==== GIVEN DATA ====
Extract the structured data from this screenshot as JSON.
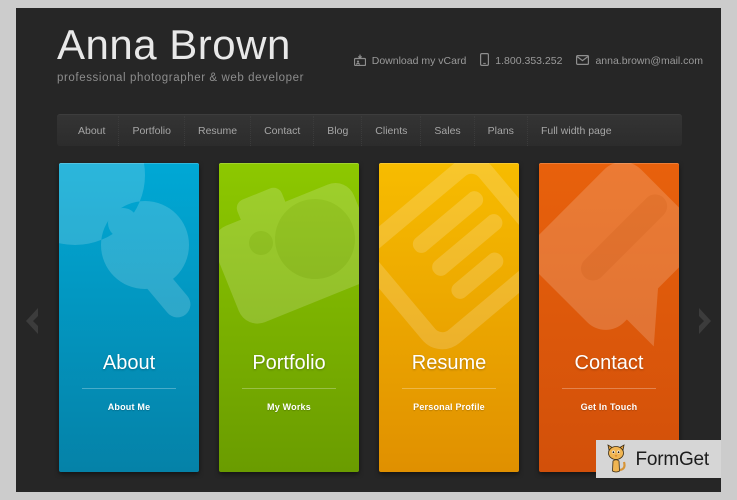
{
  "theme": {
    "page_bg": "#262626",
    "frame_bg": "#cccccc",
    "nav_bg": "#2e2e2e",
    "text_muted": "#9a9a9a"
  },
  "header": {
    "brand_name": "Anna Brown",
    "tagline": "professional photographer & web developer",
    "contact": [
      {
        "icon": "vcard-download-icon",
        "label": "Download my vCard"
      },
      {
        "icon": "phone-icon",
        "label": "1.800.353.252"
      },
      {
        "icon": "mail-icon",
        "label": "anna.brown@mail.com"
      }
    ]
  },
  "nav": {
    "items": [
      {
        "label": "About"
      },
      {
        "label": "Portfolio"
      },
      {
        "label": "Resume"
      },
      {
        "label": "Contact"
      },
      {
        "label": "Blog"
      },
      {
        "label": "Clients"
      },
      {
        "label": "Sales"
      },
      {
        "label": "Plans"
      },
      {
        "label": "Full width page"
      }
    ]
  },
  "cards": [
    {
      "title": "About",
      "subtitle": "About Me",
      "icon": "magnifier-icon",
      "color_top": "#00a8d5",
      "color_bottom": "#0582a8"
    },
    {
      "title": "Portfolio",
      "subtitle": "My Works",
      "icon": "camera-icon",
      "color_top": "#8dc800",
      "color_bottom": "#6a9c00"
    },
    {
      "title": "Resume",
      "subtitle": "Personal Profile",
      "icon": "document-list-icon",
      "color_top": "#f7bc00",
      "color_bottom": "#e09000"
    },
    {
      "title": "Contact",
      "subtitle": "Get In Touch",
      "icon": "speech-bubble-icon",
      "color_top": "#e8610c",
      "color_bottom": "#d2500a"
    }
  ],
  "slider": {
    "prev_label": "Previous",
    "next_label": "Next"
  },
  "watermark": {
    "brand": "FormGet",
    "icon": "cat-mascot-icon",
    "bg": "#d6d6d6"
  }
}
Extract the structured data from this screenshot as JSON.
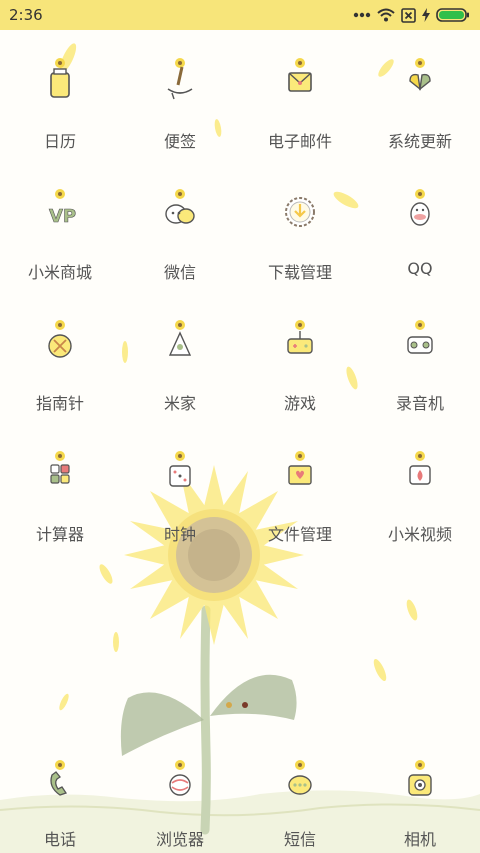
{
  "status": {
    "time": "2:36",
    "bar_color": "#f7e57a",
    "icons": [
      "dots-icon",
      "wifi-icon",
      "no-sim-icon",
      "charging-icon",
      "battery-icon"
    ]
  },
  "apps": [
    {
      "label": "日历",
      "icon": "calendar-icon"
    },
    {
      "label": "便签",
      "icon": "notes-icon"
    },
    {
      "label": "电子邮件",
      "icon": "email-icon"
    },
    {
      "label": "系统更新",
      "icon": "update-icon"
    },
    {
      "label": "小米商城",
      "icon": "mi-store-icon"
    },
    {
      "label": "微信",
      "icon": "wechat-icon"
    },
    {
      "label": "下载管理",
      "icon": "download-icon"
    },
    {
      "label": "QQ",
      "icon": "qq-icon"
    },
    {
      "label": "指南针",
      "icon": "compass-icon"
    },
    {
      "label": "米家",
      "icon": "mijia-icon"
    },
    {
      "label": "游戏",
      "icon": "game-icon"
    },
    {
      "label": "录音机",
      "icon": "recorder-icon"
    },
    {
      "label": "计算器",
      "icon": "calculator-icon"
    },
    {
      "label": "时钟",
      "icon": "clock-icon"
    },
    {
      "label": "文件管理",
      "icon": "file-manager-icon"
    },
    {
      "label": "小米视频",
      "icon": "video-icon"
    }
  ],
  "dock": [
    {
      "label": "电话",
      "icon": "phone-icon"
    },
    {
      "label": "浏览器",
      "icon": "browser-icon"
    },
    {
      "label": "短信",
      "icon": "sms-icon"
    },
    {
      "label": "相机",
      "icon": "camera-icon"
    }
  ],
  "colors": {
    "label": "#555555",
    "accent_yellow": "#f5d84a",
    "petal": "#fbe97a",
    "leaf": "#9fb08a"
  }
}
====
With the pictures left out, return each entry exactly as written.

Extract the structured data from this screenshot as JSON.
{
  "theme": {
    "page_bg": "#262626",
    "frame_bg": "#cccccc",
    "nav_bg": "#2e2e2e",
    "text_muted": "#9a9a9a"
  },
  "header": {
    "brand_name": "Anna Brown",
    "tagline": "professional photographer & web developer",
    "contact": [
      {
        "icon": "vcard-download-icon",
        "label": "Download my vCard"
      },
      {
        "icon": "phone-icon",
        "label": "1.800.353.252"
      },
      {
        "icon": "mail-icon",
        "label": "anna.brown@mail.com"
      }
    ]
  },
  "nav": {
    "items": [
      {
        "label": "About"
      },
      {
        "label": "Portfolio"
      },
      {
        "label": "Resume"
      },
      {
        "label": "Contact"
      },
      {
        "label": "Blog"
      },
      {
        "label": "Clients"
      },
      {
        "label": "Sales"
      },
      {
        "label": "Plans"
      },
      {
        "label": "Full width page"
      }
    ]
  },
  "cards": [
    {
      "title": "About",
      "subtitle": "About Me",
      "icon": "magnifier-icon",
      "color_top": "#00a8d5",
      "color_bottom": "#0582a8"
    },
    {
      "title": "Portfolio",
      "subtitle": "My Works",
      "icon": "camera-icon",
      "color_top": "#8dc800",
      "color_bottom": "#6a9c00"
    },
    {
      "title": "Resume",
      "subtitle": "Personal Profile",
      "icon": "document-list-icon",
      "color_top": "#f7bc00",
      "color_bottom": "#e09000"
    },
    {
      "title": "Contact",
      "subtitle": "Get In Touch",
      "icon": "speech-bubble-icon",
      "color_top": "#e8610c",
      "color_bottom": "#d2500a"
    }
  ],
  "slider": {
    "prev_label": "Previous",
    "next_label": "Next"
  },
  "watermark": {
    "brand": "FormGet",
    "icon": "cat-mascot-icon",
    "bg": "#d6d6d6"
  }
}
Extract the structured data from this screenshot as JSON.
{
  "status": {
    "time": "2:36",
    "bar_color": "#f7e57a",
    "icons": [
      "dots-icon",
      "wifi-icon",
      "no-sim-icon",
      "charging-icon",
      "battery-icon"
    ]
  },
  "apps": [
    {
      "label": "日历",
      "icon": "calendar-icon"
    },
    {
      "label": "便签",
      "icon": "notes-icon"
    },
    {
      "label": "电子邮件",
      "icon": "email-icon"
    },
    {
      "label": "系统更新",
      "icon": "update-icon"
    },
    {
      "label": "小米商城",
      "icon": "mi-store-icon"
    },
    {
      "label": "微信",
      "icon": "wechat-icon"
    },
    {
      "label": "下载管理",
      "icon": "download-icon"
    },
    {
      "label": "QQ",
      "icon": "qq-icon"
    },
    {
      "label": "指南针",
      "icon": "compass-icon"
    },
    {
      "label": "米家",
      "icon": "mijia-icon"
    },
    {
      "label": "游戏",
      "icon": "game-icon"
    },
    {
      "label": "录音机",
      "icon": "recorder-icon"
    },
    {
      "label": "计算器",
      "icon": "calculator-icon"
    },
    {
      "label": "时钟",
      "icon": "clock-icon"
    },
    {
      "label": "文件管理",
      "icon": "file-manager-icon"
    },
    {
      "label": "小米视频",
      "icon": "video-icon"
    }
  ],
  "dock": [
    {
      "label": "电话",
      "icon": "phone-icon"
    },
    {
      "label": "浏览器",
      "icon": "browser-icon"
    },
    {
      "label": "短信",
      "icon": "sms-icon"
    },
    {
      "label": "相机",
      "icon": "camera-icon"
    }
  ],
  "colors": {
    "label": "#555555",
    "accent_yellow": "#f5d84a",
    "petal": "#fbe97a",
    "leaf": "#9fb08a"
  }
}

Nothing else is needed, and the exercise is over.